Tisdale began his 42-year career in education at Ellisville Elementary School before launching a 37-year career at JCJC in 1960. Serving as dean of men and assistant to the president, before being selected as the third President of JCJC in 1970, Tisdale was the first president to have attended both Jones County Agricultural High School and Jones County Junior College, now called Jones College. While in school, Tisdale played tuba in the band, and he drove the bus for the JCJC transportation department as a student worker. Furthermore, he served his country for eight years, from 1955 through 1963, in the United States Army and the Mississippi National Guard.

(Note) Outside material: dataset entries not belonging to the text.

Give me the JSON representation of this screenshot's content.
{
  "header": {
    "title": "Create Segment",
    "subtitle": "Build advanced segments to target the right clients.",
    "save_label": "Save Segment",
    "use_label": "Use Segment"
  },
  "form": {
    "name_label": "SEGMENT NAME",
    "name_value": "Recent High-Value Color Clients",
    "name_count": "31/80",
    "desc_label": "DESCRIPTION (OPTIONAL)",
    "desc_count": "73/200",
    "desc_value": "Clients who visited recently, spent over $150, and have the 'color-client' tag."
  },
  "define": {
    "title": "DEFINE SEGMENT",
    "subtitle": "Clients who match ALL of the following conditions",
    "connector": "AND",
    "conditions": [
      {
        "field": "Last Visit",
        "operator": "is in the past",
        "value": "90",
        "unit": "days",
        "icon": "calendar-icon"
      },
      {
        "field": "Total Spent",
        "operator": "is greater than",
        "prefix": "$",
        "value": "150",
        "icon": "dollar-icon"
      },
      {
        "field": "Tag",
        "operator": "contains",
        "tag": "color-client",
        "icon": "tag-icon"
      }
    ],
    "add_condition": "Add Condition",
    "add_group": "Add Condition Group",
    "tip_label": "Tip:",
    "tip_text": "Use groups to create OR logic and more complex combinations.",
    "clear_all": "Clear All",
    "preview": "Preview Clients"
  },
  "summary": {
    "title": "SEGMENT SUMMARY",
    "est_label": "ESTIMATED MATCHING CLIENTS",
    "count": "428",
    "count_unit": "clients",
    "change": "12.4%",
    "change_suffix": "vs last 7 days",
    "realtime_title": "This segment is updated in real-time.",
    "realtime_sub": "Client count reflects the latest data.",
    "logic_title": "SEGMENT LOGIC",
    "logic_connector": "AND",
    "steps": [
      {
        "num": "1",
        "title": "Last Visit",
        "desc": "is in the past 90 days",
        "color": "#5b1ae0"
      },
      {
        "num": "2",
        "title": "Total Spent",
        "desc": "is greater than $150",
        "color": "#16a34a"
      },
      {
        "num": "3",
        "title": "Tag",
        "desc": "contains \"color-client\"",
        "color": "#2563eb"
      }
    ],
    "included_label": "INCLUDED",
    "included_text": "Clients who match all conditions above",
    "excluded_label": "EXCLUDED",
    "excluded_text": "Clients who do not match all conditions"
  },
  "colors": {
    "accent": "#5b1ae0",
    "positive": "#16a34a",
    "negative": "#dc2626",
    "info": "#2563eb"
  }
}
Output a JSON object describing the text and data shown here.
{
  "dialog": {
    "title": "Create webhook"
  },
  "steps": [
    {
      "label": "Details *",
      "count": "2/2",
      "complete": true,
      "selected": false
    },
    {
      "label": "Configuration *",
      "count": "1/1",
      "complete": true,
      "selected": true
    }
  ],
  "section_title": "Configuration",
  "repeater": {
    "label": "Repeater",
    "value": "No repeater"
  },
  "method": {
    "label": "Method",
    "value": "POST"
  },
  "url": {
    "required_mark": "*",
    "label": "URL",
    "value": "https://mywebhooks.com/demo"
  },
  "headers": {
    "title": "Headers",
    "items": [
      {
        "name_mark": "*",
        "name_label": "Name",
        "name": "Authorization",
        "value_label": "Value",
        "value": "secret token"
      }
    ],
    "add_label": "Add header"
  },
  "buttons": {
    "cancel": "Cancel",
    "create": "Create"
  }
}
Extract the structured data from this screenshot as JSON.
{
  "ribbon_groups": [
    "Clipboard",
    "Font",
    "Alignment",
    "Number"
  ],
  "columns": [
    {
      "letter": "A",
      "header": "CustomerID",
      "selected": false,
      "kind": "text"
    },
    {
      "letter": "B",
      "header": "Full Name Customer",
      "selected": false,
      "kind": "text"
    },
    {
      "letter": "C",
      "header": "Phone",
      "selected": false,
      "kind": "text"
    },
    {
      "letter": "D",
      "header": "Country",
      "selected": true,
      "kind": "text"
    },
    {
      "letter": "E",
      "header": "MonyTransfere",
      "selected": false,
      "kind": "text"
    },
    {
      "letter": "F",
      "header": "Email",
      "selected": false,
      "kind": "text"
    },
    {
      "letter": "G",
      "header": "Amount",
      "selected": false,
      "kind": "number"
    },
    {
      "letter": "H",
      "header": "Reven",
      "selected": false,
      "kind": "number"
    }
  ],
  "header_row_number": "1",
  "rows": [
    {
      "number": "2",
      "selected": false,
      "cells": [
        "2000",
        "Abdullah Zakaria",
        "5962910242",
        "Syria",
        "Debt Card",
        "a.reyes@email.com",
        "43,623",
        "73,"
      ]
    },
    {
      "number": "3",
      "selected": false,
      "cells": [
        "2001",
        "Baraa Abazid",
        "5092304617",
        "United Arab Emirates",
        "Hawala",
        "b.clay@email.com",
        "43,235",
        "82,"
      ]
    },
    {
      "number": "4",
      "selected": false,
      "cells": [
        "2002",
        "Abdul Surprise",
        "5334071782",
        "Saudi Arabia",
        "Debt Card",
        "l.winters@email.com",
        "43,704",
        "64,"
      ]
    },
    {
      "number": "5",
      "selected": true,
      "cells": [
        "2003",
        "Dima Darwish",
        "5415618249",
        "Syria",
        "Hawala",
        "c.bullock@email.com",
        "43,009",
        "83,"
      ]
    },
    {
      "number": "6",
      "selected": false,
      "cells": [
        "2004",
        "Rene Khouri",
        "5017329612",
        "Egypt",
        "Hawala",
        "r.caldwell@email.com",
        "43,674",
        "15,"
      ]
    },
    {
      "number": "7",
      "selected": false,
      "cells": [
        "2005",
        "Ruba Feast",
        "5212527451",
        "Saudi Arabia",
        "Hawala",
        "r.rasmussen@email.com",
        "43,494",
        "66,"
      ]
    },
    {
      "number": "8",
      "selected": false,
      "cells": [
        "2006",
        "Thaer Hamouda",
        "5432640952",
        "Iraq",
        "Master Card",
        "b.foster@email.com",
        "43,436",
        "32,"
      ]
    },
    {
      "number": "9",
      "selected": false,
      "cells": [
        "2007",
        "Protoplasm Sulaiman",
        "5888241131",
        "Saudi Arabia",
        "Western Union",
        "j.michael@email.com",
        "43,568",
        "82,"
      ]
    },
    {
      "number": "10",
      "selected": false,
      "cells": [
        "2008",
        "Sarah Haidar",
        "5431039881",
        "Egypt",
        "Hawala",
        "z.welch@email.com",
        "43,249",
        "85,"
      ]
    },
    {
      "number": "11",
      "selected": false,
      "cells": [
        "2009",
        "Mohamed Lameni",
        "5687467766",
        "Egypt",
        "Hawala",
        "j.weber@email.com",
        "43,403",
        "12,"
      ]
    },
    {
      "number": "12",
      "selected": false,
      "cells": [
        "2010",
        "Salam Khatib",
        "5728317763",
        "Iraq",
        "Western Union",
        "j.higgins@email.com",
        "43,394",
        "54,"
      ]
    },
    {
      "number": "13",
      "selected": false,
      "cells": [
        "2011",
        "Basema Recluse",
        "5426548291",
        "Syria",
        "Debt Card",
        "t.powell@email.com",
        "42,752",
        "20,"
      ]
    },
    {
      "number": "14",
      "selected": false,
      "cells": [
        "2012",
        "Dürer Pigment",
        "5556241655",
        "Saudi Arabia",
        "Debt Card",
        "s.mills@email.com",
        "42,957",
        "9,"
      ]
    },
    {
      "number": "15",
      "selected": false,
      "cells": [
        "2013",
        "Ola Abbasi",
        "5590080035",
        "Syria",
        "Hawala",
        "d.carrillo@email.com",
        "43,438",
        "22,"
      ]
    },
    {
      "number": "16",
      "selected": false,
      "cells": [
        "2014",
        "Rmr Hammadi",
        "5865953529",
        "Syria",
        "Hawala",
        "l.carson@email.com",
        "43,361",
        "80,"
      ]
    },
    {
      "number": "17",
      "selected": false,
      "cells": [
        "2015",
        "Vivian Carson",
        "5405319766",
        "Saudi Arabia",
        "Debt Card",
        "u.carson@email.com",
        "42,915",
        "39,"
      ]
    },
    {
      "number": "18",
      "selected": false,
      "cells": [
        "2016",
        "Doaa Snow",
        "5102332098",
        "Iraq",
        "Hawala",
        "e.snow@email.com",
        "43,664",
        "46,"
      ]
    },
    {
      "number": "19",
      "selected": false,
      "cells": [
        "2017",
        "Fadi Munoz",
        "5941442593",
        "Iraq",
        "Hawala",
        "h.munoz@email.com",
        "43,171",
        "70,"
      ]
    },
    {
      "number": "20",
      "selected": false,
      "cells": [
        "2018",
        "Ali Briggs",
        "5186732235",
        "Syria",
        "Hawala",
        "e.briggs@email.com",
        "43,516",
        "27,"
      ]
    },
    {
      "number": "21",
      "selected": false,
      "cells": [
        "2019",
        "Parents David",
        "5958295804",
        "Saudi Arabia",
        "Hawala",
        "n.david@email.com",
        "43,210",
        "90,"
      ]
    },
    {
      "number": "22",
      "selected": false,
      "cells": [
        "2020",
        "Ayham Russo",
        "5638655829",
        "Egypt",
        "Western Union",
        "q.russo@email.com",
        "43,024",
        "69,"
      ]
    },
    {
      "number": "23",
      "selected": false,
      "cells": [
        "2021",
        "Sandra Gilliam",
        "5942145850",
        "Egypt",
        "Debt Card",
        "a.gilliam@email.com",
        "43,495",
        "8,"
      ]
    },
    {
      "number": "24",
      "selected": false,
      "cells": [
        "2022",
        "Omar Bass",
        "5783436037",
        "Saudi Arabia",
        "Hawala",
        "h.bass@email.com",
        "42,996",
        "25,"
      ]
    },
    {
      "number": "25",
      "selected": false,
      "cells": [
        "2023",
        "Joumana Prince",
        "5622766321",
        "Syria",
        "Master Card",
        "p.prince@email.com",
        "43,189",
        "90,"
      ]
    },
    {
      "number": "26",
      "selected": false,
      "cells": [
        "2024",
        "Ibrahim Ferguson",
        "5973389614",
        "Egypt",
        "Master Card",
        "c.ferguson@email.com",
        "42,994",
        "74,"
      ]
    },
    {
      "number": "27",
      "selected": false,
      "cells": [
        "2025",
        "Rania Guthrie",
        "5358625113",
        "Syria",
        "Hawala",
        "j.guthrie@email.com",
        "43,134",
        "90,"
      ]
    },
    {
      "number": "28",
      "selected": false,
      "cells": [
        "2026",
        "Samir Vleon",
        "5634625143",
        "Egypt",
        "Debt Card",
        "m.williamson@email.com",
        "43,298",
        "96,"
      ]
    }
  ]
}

He retired as president of JCJC in 1997 yet continued to serve in higher education as an adjunct professor at the University of Southern Mississippi and William Carey University and as legislative liaison from 2000-2007. The Mississippi Legislature recognized him for his many years of distinguished service in higher education.

2006 Homecoming-Dr. Ronald & Charlotte Whitehead, Dr. Jesse & Jennifer Smith & Dr. Terrell and Martha Tisdale.

“Dr. Tisdale was honored by the JCJC Foundation with his cohorts, president emeritus, Dr. Ronald Whitehead, and retired V.P. of student affairs, Tim Waldrup as Honor Alumni in 2010 for their service and the indelible impact on the college. The three were leading administrators during the nearly 30 years they worked at JCJC, guiding the thriving college into the 21st century,” said Smith. “Tisdale was also inducted into the USM Alumni Hall of Fame, where he earned his bachelor’s, master’s, and doctorate degrees.”

Tim Waldrup

Individually, Tisdale’s legacy is the very foundation of Jones County Junior College because he is responsible for either building or renovating every building on campus during his 27 years as president of the college. The Old President’s House is the only remaining building original to the campus, along with the three wisteria arbors and stone wall. 

“Over 25 years, 26 buildings were constructed on campus under Tisdale’s leadership. New buildings included Covington, Clarke, Greene, Jasper, Smith, and Wayne dormitories, the current President’s House, the Community Services Center, the Hutchison-Hubbard Administration Building, D.O. Thoms Sr. P.E. Building, the C.L. Neill Student Center which includes the cafeteria and Student Center, the Academic Support Center, Bobcat Field House, Visual Arts Center and Eula Bass Lewis Art Gallery, King Chemistry Center, Alfred and Adella Foote Chapel, the Welding Building, Sports Complex, Smith Hall, the Student Activities Building, the Stringer-Huff Business Building, the Terrell Tisdale Library, Allied Health Center, the Life Sciences Center, and the Industrial Service Center.

Additionally, renovations were made to the Agricultural, Horticultural, M.P Bush Fine Arts, Home and Health Services, Bush-Young Stadium, Center for the Humanities, the Mathematics Center, the J.B. Young Technical Business Center and the Thomas H. Harris Science buildings.  

Tisdale, with his wife, Martha, and son, J.T., who grew up on the JCJC campus, continued to engage in campus events long after the education giant retired in 1997. J.T. and Heather’s children, Thomas Reese, George Grayson and Margaret Ansley often joined the Tisdale’s for activities on campus.

A native of the Boggy Community, which is located west of Ellisville, Tisdale served on the boards of numerous organizations including the Lions Club, Boy Scouts of America, Phi Theta Kappa, Omicron Delta Kappa, Mississippi Junior College Association, and Laurel Community Concert Association. While living in Ellisville, the Tisdale’s were members of the First Baptist Church of Ellisville and after retiring and moving to Hattiesburg, they joined Main Street Baptist Church.